“So many schools don’t have books, and [even old books] could have been used in libraries,” she said.

Administrative problems
Ravhuanzwo said that books from the previous curriculum would still be useful to teachers and pupils because the learning content did not change.

“We really need those old books, I would have like to have stopped them [destroying the books].

Limpopo education department spokesperson Pat Kgomo said the matter only came to the department’s attention on Friday.

How the materials came to be dumped was under investigation, he said.

On Friday, Motshekga denied blame for a delay in the delivery of textbooks to the province’s schools.

“I have not considered resigning,” she told reporters in Polokwane.

“The best I can do is sort out what I started.
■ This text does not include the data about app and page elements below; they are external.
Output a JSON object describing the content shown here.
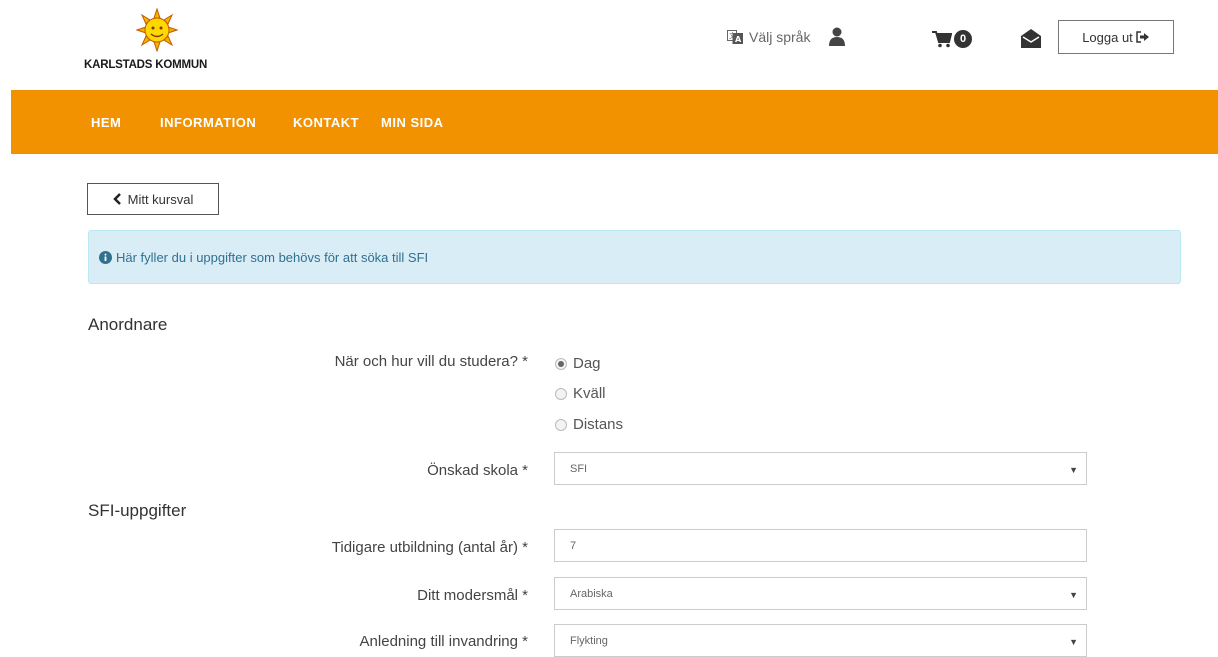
{
  "header": {
    "logo_text": "KARLSTADS KOMMUN",
    "language_label": "Välj språk",
    "cart_count": "0",
    "logout_label": "Logga ut"
  },
  "nav": {
    "items": [
      "HEM",
      "INFORMATION",
      "KONTAKT",
      "MIN SIDA"
    ]
  },
  "back_button": {
    "label": "Mitt kursval"
  },
  "info_alert": {
    "text": "Här fyller du i uppgifter som behövs för att söka till SFI"
  },
  "sections": {
    "anordnare": "Anordnare",
    "sfi": "SFI-uppgifter"
  },
  "form": {
    "study_label": "När och hur vill du studera? *",
    "study_options": [
      "Dag",
      "Kväll",
      "Distans"
    ],
    "study_selected": "Dag",
    "school_label": "Önskad skola *",
    "school_value": "SFI",
    "education_label": "Tidigare utbildning (antal år) *",
    "education_value": "7",
    "language_label": "Ditt modersmål *",
    "language_value": "Arabiska",
    "immigration_label": "Anledning till invandring *",
    "immigration_value": "Flykting"
  },
  "colors": {
    "nav_bg": "#f39200",
    "alert_bg": "#d9edf7",
    "alert_text": "#31708f"
  },
  "icons": [
    "sun-logo-icon",
    "translate-icon",
    "user-icon",
    "cart-icon",
    "envelope-icon",
    "sign-out-icon",
    "chevron-left-icon",
    "info-circle-icon"
  ]
}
I won’t jump ship.”

She blamed the delay on factors including cash flow and administrative problems.

In May, the High Court in Pretoria ruled the department’s failure to provide textbooks violated the Constitution. The application was brought by rights organisation Section 27.

Motshekga said her department had met with Section 27 and agreed to move the deadline to Wednesday.—Sapa.

Comments

blog comments powered by Disqus

Client Media Releases

Narrowing the intention-behaviour gap
Imperial reports flat revenue
MTN's school connectivity programme reaches Namaqualand
Rosebank College initiates Graduate Empowerment Programme
Oxbridge Academy partners with ADvTECH Group
Why future success belongs to the first movers...
Ipsos pre-election forecasting on the mark nationally
Office 365 a one-stop-shop for e-mail compliance